_Supplied material_
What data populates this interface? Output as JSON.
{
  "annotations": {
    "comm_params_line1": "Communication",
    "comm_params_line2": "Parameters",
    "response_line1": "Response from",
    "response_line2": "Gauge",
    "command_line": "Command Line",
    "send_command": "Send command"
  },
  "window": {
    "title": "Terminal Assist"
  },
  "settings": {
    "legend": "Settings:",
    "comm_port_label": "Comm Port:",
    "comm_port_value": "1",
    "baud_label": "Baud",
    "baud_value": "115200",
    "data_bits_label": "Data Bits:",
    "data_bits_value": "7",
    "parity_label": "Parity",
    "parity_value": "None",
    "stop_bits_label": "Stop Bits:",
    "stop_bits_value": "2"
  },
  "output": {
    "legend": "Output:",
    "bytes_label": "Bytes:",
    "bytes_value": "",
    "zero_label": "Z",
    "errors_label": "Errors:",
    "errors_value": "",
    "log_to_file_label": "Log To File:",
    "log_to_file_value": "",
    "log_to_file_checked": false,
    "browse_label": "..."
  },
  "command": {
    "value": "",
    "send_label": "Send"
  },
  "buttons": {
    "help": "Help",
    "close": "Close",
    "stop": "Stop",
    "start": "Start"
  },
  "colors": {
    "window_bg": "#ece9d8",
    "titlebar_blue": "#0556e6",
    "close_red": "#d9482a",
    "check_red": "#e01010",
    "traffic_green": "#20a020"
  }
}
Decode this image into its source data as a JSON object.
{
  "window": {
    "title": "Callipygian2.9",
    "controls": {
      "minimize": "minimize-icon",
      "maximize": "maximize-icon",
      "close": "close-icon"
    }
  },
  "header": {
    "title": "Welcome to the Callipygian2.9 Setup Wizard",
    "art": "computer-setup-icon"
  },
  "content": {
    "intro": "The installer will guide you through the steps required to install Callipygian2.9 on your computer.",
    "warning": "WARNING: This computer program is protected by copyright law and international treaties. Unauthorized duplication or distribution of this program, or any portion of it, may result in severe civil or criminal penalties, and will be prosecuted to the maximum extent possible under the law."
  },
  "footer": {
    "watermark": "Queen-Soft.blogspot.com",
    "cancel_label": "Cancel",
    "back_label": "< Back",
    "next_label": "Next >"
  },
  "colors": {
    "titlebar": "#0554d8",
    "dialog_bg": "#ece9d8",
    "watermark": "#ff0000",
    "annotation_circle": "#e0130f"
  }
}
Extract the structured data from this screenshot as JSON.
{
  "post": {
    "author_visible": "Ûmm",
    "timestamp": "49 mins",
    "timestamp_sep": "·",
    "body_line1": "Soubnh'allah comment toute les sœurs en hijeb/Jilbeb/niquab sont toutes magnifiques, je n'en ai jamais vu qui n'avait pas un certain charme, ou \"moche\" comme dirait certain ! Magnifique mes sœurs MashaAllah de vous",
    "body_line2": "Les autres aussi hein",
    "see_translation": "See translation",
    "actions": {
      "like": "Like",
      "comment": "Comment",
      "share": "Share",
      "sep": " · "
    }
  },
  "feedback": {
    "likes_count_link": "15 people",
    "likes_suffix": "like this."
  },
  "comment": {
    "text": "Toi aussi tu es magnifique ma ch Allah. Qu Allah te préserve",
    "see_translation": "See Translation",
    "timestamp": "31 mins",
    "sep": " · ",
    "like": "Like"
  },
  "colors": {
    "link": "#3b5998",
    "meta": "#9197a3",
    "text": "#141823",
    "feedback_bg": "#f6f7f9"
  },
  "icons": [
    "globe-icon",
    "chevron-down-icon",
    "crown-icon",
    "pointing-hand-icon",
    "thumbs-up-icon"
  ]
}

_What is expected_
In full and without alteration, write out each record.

_Finished task_
What data populates this interface? Output as JSON.
{
  "annotations": {
    "comm_params_line1": "Communication",
    "comm_params_line2": "Parameters",
    "response_line1": "Response from",
    "response_line2": "Gauge",
    "command_line": "Command Line",
    "send_command": "Send command"
  },
  "window": {
    "title": "Terminal Assist"
  },
  "settings": {
    "legend": "Settings:",
    "comm_port_label": "Comm Port:",
    "comm_port_value": "1",
    "baud_label": "Baud",
    "baud_value": "115200",
    "data_bits_label": "Data Bits:",
    "data_bits_value": "7",
    "parity_label": "Parity",
    "parity_value": "None",
    "stop_bits_label": "Stop Bits:",
    "stop_bits_value": "2"
  },
  "output": {
    "legend": "Output:",
    "bytes_label": "Bytes:",
    "bytes_value": "",
    "zero_label": "Z",
    "errors_label": "Errors:",
    "errors_value": "",
    "log_to_file_label": "Log To File:",
    "log_to_file_value": "",
    "log_to_file_checked": false,
    "browse_label": "..."
  },
  "command": {
    "value": "",
    "send_label": "Send"
  },
  "buttons": {
    "help": "Help",
    "close": "Close",
    "stop": "Stop",
    "start": "Start"
  },
  "colors": {
    "window_bg": "#ece9d8",
    "titlebar_blue": "#0556e6",
    "close_red": "#d9482a",
    "check_red": "#e01010",
    "traffic_green": "#20a020"
  }
}
Decode this image into its source data as a JSON object.
{
  "window": {
    "title": "Callipygian2.9",
    "controls": {
      "minimize": "minimize-icon",
      "maximize": "maximize-icon",
      "close": "close-icon"
    }
  },
  "header": {
    "title": "Welcome to the Callipygian2.9 Setup Wizard",
    "art": "computer-setup-icon"
  },
  "content": {
    "intro": "The installer will guide you through the steps required to install Callipygian2.9 on your computer.",
    "warning": "WARNING: This computer program is protected by copyright law and international treaties. Unauthorized duplication or distribution of this program, or any portion of it, may result in severe civil or criminal penalties, and will be prosecuted to the maximum extent possible under the law."
  },
  "footer": {
    "watermark": "Queen-Soft.blogspot.com",
    "cancel_label": "Cancel",
    "back_label": "< Back",
    "next_label": "Next >"
  },
  "colors": {
    "titlebar": "#0554d8",
    "dialog_bg": "#ece9d8",
    "watermark": "#ff0000",
    "annotation_circle": "#e0130f"
  }
}
Extract the structured data from this screenshot as JSON.
{
  "post": {
    "author_visible": "Ûmm",
    "timestamp": "49 mins",
    "timestamp_sep": "·",
    "body_line1": "Soubnh'allah comment toute les sœurs en hijeb/Jilbeb/niquab sont toutes magnifiques, je n'en ai jamais vu qui n'avait pas un certain charme, ou \"moche\" comme dirait certain ! Magnifique mes sœurs MashaAllah de vous",
    "body_line2": "Les autres aussi hein",
    "see_translation": "See translation",
    "actions": {
      "like": "Like",
      "comment": "Comment",
      "share": "Share",
      "sep": " · "
    }
  },
  "feedback": {
    "likes_count_link": "15 people",
    "likes_suffix": "like this."
  },
  "comment": {
    "text": "Toi aussi tu es magnifique ma ch Allah. Qu Allah te préserve",
    "see_translation": "See Translation",
    "timestamp": "31 mins",
    "sep": " · ",
    "like": "Like"
  },
  "colors": {
    "link": "#3b5998",
    "meta": "#9197a3",
    "text": "#141823",
    "feedback_bg": "#f6f7f9"
  },
  "icons": [
    "globe-icon",
    "chevron-down-icon",
    "crown-icon",
    "pointing-hand-icon",
    "thumbs-up-icon"
  ]
}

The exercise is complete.